Andrew Hardy has exhibited in London and Paris and his paintings can be found in private collections in Europe and the US.
Amanda Houchen has a Masters in Fine Art from City and Guilds School for Art and has recently completed the onsite course at Turps and Banana.
Her recent paintings tap into a sense of otherness; worlds within worlds, mirroring and yet upsetting what is outside. She’s keen to create spaces that can't easily be put into context, exploring settings that convey a sense of artifice; mysterious, disorientating, and kaleidoscopic.
Through the use of vivid, illuminating colour, shape and pattern, She confronts the viewer with the ambiguous; creating a sense of tension by playing with surface, texture, light and dark.
She has exhibited at The Affordable Art Fair and The London Art Fair, as well as group exhibitions including The Ingram Collection Young Contemporary Talent Purchase Prize and Exceptional, Collyer Bristow.

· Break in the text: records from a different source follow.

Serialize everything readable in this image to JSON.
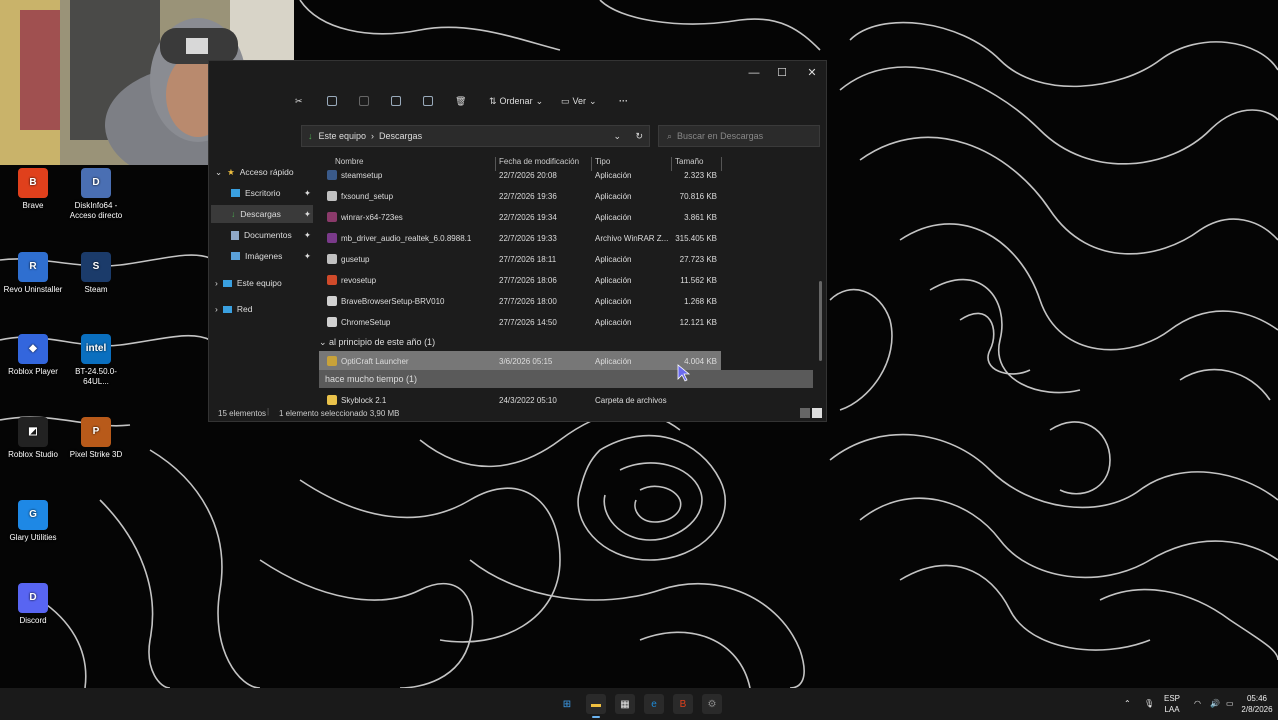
{
  "desktop": {
    "icons": [
      {
        "label": "Brave",
        "color": "#e0401c",
        "glyph": "B"
      },
      {
        "label": "DiskInfo64 -\nAcceso directo",
        "color": "#4a6fb3",
        "glyph": "D"
      },
      {
        "label": "Revo Uninstaller",
        "color": "#2f6fd0",
        "glyph": "R"
      },
      {
        "label": "Steam",
        "color": "#1b3b6a",
        "glyph": "S"
      },
      {
        "label": "Roblox Player",
        "color": "#3366dd",
        "glyph": "◆"
      },
      {
        "label": "BT-24.50.0-64UL...",
        "color": "#0a6fbf",
        "glyph": "intel"
      },
      {
        "label": "Roblox Studio",
        "color": "#222222",
        "glyph": "◩"
      },
      {
        "label": "Pixel Strike 3D",
        "color": "#b85a1a",
        "glyph": "P"
      },
      {
        "label": "Glary Utilities",
        "color": "#1e88e5",
        "glyph": "G"
      },
      {
        "label": "Discord",
        "color": "#5865f2",
        "glyph": "D"
      }
    ]
  },
  "explorer": {
    "toolbar": {
      "sort_label": "Ordenar",
      "view_label": "Ver",
      "more_label": "···"
    },
    "address": {
      "segments": [
        "Este equipo",
        "Descargas"
      ]
    },
    "search": {
      "placeholder": "Buscar en Descargas"
    },
    "nav": {
      "quick_access": "Acceso rápido",
      "items": [
        "Escritorio",
        "Descargas",
        "Documentos",
        "Imágenes"
      ],
      "this_pc": "Este equipo",
      "network": "Red"
    },
    "columns": {
      "name": "Nombre",
      "date": "Fecha de modificación",
      "type": "Tipo",
      "size": "Tamaño"
    },
    "rows": [
      {
        "name": "steamsetup",
        "date": "22/7/2026 20:08",
        "type": "Aplicación",
        "size": "2.323 KB",
        "color": "#3a5a8a"
      },
      {
        "name": "fxsound_setup",
        "date": "22/7/2026 19:36",
        "type": "Aplicación",
        "size": "70.816 KB",
        "color": "#c0c0c0"
      },
      {
        "name": "winrar-x64-723es",
        "date": "22/7/2026 19:34",
        "type": "Aplicación",
        "size": "3.861 KB",
        "color": "#8a3a6a"
      },
      {
        "name": "mb_driver_audio_realtek_6.0.8988.1",
        "date": "22/7/2026 19:33",
        "type": "Archivo WinRAR Z...",
        "size": "315.405 KB",
        "color": "#7a3a8a"
      },
      {
        "name": "gusetup",
        "date": "27/7/2026 18:11",
        "type": "Aplicación",
        "size": "27.723 KB",
        "color": "#c0c0c0"
      },
      {
        "name": "revosetup",
        "date": "27/7/2026 18:06",
        "type": "Aplicación",
        "size": "11.562 KB",
        "color": "#d04a2a"
      },
      {
        "name": "BraveBrowserSetup-BRV010",
        "date": "27/7/2026 18:00",
        "type": "Aplicación",
        "size": "1.268 KB",
        "color": "#d0d0d0"
      },
      {
        "name": "ChromeSetup",
        "date": "27/7/2026 14:50",
        "type": "Aplicación",
        "size": "12.121 KB",
        "color": "#d0d0d0"
      }
    ],
    "group_year": "al principio de este año (1)",
    "selected_row": {
      "name": "OptiCraft Launcher",
      "date": "3/6/2026 05:15",
      "type": "Aplicación",
      "size": "4.004 KB",
      "color": "#c8a23a"
    },
    "group_old": "hace mucho tiempo (1)",
    "last_row": {
      "name": "Skyblock 2.1",
      "date": "24/3/2022 05:10",
      "type": "Carpeta de archivos",
      "size": "",
      "color": "#e8c14a"
    },
    "status": {
      "count": "15 elementos",
      "selection": "1 elemento seleccionado  3,90 MB"
    }
  },
  "taskbar": {
    "apps": [
      {
        "name": "start",
        "color": "#3ea0f0",
        "glyph": "⊞"
      },
      {
        "name": "file-explorer",
        "color": "#f0c040",
        "glyph": "▬"
      },
      {
        "name": "store",
        "color": "#e8e8e8",
        "glyph": "▦"
      },
      {
        "name": "edge",
        "color": "#1e8ad6",
        "glyph": "e"
      },
      {
        "name": "brave",
        "color": "#e0401c",
        "glyph": "B"
      },
      {
        "name": "settings",
        "color": "#888888",
        "glyph": "⚙"
      }
    ],
    "lang": "ESP",
    "lang2": "LAA",
    "time": "05:46",
    "date": "2/8/2026"
  }
}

She has been shortlisted for Bloomberg New Contemporaries, Threadneedle and John Moores.
Lucy Ralph considers her work as hard to place: To those who would like to put her definitively in the pictorial register, she retorts that her gesture is more performative and sculptural than they think. To those who classify her above all as an abstract painter, she replies that she never ceases to represent the body, from every angle.
Where some perceive violence, she objects that she is in search of reparation.

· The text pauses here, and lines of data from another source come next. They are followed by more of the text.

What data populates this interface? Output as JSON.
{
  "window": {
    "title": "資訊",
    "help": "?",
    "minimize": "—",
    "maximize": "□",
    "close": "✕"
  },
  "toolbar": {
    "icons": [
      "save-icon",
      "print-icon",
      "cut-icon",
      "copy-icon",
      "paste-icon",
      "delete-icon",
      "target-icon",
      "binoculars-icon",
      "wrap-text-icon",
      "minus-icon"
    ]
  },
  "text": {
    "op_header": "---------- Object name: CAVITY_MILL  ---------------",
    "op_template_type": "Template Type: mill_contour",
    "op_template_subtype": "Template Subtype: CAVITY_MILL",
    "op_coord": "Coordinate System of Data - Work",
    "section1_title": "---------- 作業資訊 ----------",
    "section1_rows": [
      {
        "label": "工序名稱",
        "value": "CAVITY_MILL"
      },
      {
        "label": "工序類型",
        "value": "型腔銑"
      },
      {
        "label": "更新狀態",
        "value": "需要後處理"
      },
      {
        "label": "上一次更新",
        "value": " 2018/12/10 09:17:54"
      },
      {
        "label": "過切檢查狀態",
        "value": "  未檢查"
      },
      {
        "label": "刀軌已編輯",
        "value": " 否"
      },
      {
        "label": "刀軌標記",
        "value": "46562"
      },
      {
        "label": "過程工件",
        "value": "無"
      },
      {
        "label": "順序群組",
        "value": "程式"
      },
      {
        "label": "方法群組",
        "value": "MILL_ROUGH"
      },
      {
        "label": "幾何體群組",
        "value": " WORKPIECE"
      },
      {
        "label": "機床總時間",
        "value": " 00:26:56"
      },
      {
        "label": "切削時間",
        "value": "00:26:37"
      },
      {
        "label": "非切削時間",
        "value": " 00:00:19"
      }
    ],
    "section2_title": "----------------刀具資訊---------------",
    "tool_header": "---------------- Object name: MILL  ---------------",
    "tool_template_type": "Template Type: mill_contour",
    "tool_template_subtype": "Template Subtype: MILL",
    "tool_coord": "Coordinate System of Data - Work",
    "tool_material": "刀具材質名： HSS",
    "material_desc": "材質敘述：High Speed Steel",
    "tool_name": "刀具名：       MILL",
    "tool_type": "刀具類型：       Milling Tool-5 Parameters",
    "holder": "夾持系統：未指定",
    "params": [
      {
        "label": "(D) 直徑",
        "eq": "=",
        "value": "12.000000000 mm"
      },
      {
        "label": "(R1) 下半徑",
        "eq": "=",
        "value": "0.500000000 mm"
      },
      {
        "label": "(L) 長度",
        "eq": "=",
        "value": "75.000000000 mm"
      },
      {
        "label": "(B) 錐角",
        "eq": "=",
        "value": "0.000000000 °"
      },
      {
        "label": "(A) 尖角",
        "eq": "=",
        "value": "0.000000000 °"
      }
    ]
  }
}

And if you want to concentrate first on the peaceful colours she uses, the pastel pinks, the soft blues, the yellows tempted by grey, you'd better not be fooled: under the pictorial layer, the different layers show through like the experiences that Lucy Ralph has lived without wanting to eradicate them.
She works with oil paint, manipulating it with paint brushes, fingernails, screwdrivers and sometimes even embroidering it. She scratches, erases, rubs and brushes, often hiding fragments of poems or text between several layers. In all her gestures, ambivalence prevails: virulence and aggressiveness rub shoulders with delicacy and care.

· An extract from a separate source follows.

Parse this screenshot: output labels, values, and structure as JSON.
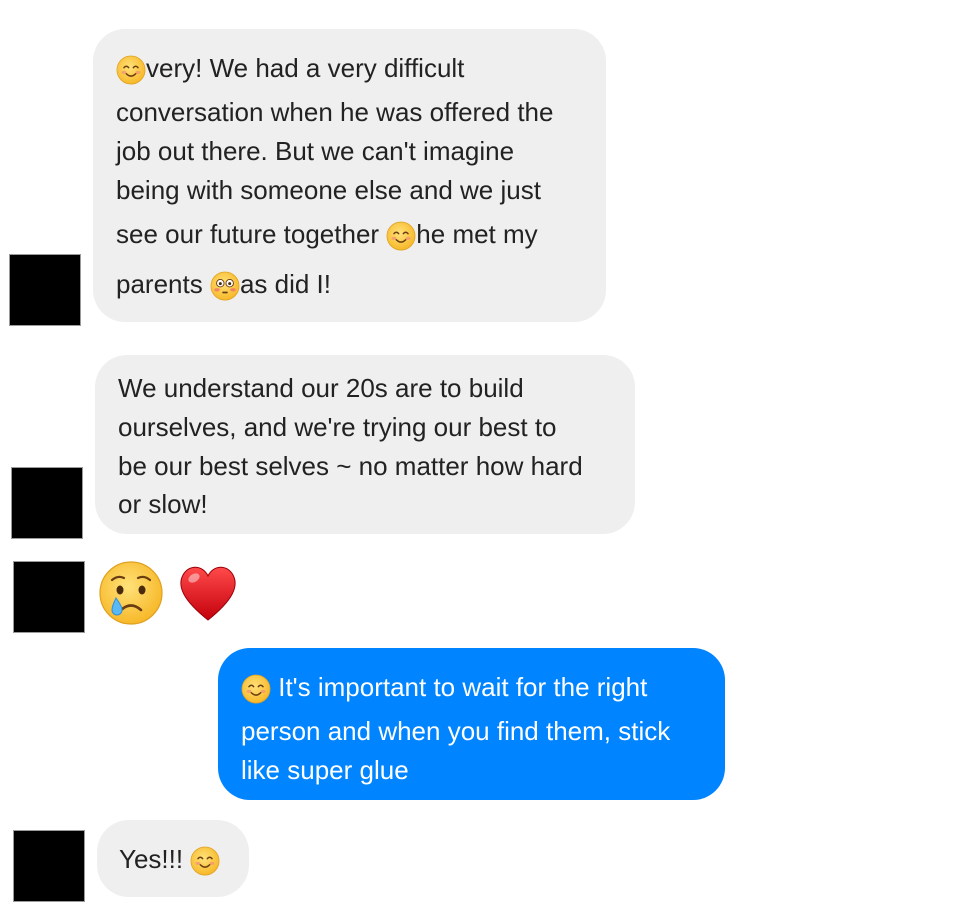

Lucy Ralph's work is closely related to the world of hospitals, to the feeling of separation from one’s own body and the need to surrender to the responsibility of others, felt after various operations and medical interventions. But her painting is not the sole expression of the vulnerability of a body that proves to be unreliable; far from it, she also
makes us see the body as genuine armour.
Mengxi Zhang is an artist living and working in London, UK. She graduated from BA Fine Art at Central Saint Martins in 2012 and recently finished the Turps Studio Programme (2019-2021).
Recently her work has been shown at Tabula Rasa Gallery in ArtShenzhen and both Part One and Part Two of the exhibition Dreamlands at OHSH Projects in London.
Her practice uses painting to explore themes around the body and the psychic states we occupy. Her process lets the unknown unfold through experimentation and improvisation.
Zhang's paintings are open, unassuming, restless and energetic combined with awkwardness and ambiguity. The body is represented as how it feels to inhabit. The boundary between the interior and the exterior is blurred, the painting surface becomes skin, the body becomes landscape.
Mengxi Zhang’s experimental approach to mark making and colours is a visual translation of her experiences and perception of the world. The way she paints is fuelled by the tension between the contrasting pairings of transparency and opacity, control and impulse, order and chaos. Her work travels through the dialogue of bodily senses employing her own painting language that explores subjectivity and freedom outside of the patriarchal narrative.